The Sundarbans forest, which is the largest contiguous mangrove forest in the world and home to several endangered species, is being threatened by “heedless industrialisation”, according to a UN rights expert who called on the Government of Bangladesh to halt the process. Stretching along the Bay of Bengal, the Sundarbans is considered one of the natural wonders of the world.
However, despite objections from the World Heritage Committee of the UN Educational, Scientific and Cultural Organization (UNESCO) and the International Union for the Conservation of Nature, the Government of Bangladesh has approved more than 320 industrial projects in the area, including a massive coal-fired power plant. The process bypassed requirements for public participation and an environmental impact assessment.
“The accelerating industrialisation of the Sundarbans threatens not only this unique ecosystem – which hosts Bengal tigers, Ganges river dolphins and other endangered species – but also poses serious risks to the human rights of the 6.5 million people whose lives, health, housing, food and cultural activities depend directly on a safe, healthy and sustainable Sundarbans forest,” said John Knox, Special Rapporteur on human rights and the environment.
Last year, the High Court of Bangladesh directed the Government not to approve any industrial development within the 10-kilometre buffer zone of the reserved forest, but according to UNESCO, approvals continue to be given. “The threat posed by untrammelled industrialisation of the Sundarbans is emblematic of the threats facing the environment around the world,” the Special Rapporteur said, adding that “of course, the people of Bangladesh, like people around the world, need to improve their economic well-being”.
Knox stressed that “pursuing short-term economic gain in disregard of environmental costs” was simply unsustainable. The Human Rights Council-appointed independent human rights expert explained that mangrove forests provide “benefits for clean air and water that extend far beyond their immediate location”.
He called on the Government of Bangladesh to halt the industrialisation. “Pursuing short-term economic gain in disregard of environmental costs is chasing fools’ gold. Without a healthy environment, economic gains are unsustainable,” Knox added.

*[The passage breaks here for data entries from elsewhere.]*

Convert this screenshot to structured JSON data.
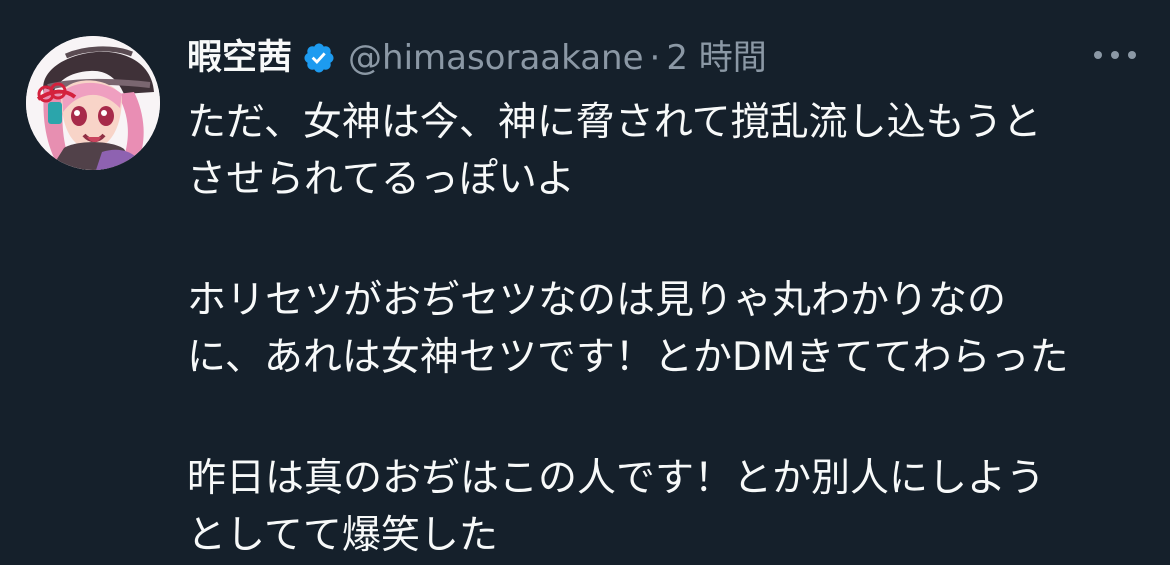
{
  "tweet": {
    "author": {
      "display_name": "暇空茜",
      "handle": "@himasoraakane",
      "verified": true,
      "avatar_icon": "profile-avatar-icon",
      "verified_icon": "verified-badge-icon"
    },
    "separator": "·",
    "time": "2 時間",
    "more_icon": "more-options-icon",
    "lines": [
      "ただ、女神は今、神に脅されて撹乱流し込もうと",
      "させられてるっぽいよ",
      "ホリセツがおぢセツなのは見りゃ丸わかりなの",
      "に、あれは女神セツです！とかDMきててわらった",
      "昨日は真のおぢはこの人です！とか別人にしよう",
      "としてて爆笑した"
    ]
  },
  "colors": {
    "background": "#15202b",
    "text": "#f7f9f9",
    "secondary": "#8b98a5",
    "verified": "#1d9bf0"
  }
}
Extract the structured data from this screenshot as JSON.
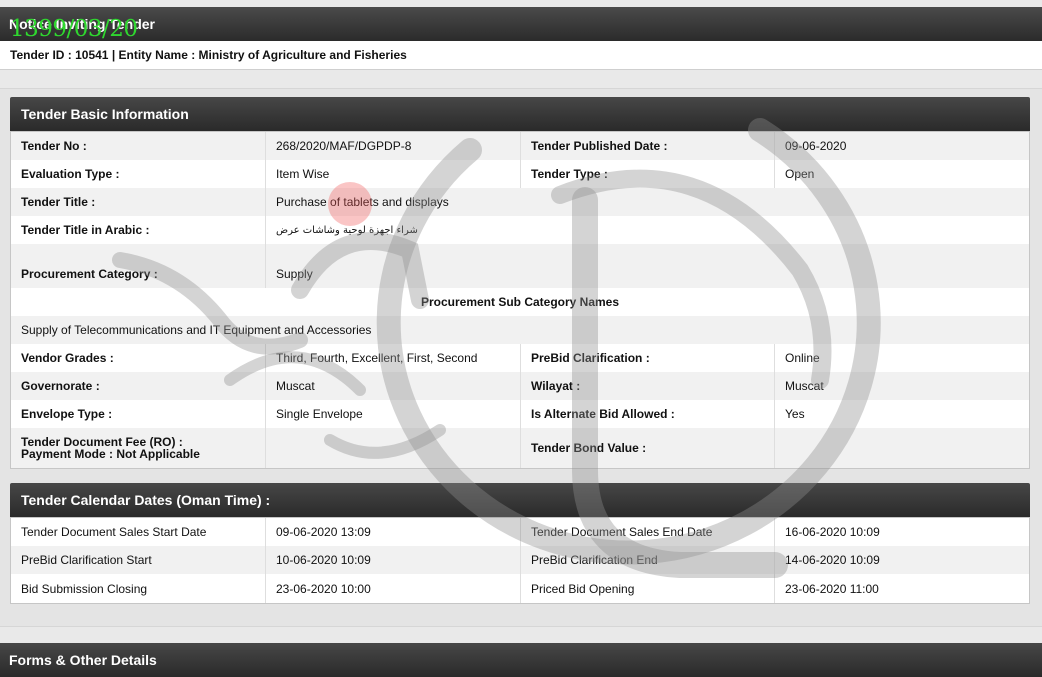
{
  "page": {
    "title": "Notice Inviting Tender",
    "stamp_text": "1399/03/20",
    "tender_id_line": "Tender ID : 10541 | Entity Name : Ministry of Agriculture and Fisheries"
  },
  "basic_info": {
    "header": "Tender Basic Information",
    "tender_no_label": "Tender No :",
    "tender_no": "268/2020/MAF/DGPDP-8",
    "published_label": "Tender Published Date :",
    "published": "09-06-2020",
    "eval_type_label": "Evaluation Type :",
    "eval_type": "Item Wise",
    "tender_type_label": "Tender Type :",
    "tender_type": "Open",
    "title_label": "Tender Title :",
    "title": "Purchase of tablets and displays",
    "title_ar_label": "Tender Title in Arabic :",
    "title_ar": "شراء اجهزة لوحية وشاشات عرض",
    "proc_cat_label": "Procurement Category :",
    "proc_cat": "Supply",
    "sub_cat_header": "Procurement Sub Category Names",
    "sub_cat": "Supply of Telecommunications and IT Equipment and Accessories",
    "vendor_label": "Vendor Grades :",
    "vendor": "Third, Fourth, Excellent, First, Second",
    "prebid_label": "PreBid Clarification :",
    "prebid": "Online",
    "gov_label": "Governorate :",
    "gov": "Muscat",
    "wilayat_label": "Wilayat :",
    "wilayat": "Muscat",
    "envelope_label": "Envelope Type :",
    "envelope": "Single Envelope",
    "alt_bid_label": "Is Alternate Bid Allowed :",
    "alt_bid": "Yes",
    "doc_fee_label": "Tender Document Fee (RO) :",
    "payment_mode_label": "Payment Mode : ",
    "payment_mode": "Not Applicable",
    "bond_label": "Tender Bond Value :",
    "bond": ""
  },
  "calendar": {
    "header": "Tender Calendar Dates (Oman Time) :",
    "rows": [
      {
        "l1": "Tender Document Sales Start Date",
        "v1": "09-06-2020 13:09",
        "l2": "Tender Document Sales End Date",
        "v2": "16-06-2020 10:09"
      },
      {
        "l1": "PreBid Clarification Start",
        "v1": "10-06-2020 10:09",
        "l2": "PreBid Clarification End",
        "v2": "14-06-2020 10:09"
      },
      {
        "l1": "Bid Submission Closing",
        "v1": "23-06-2020 10:00",
        "l2": "Priced Bid Opening",
        "v2": "23-06-2020 11:00"
      }
    ]
  },
  "forms": {
    "header": "Forms & Other Details"
  },
  "colors": {
    "header_dark": "#2a2a2a",
    "stamp_green": "#2fd82f",
    "alt_row": "#f1f1f1"
  }
}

“To have truly sustainable development, it is critical to protect the environment. And to ensure that environmental concerns are taken into account, governments must listen to the voices of those who are most affected by proposed industrial projects.”
“Too often, the people who raise questions about development projects are ignored or even treated as enemies of the state. But really, they should be treated as the champions of sustainable development,” the independent expert said.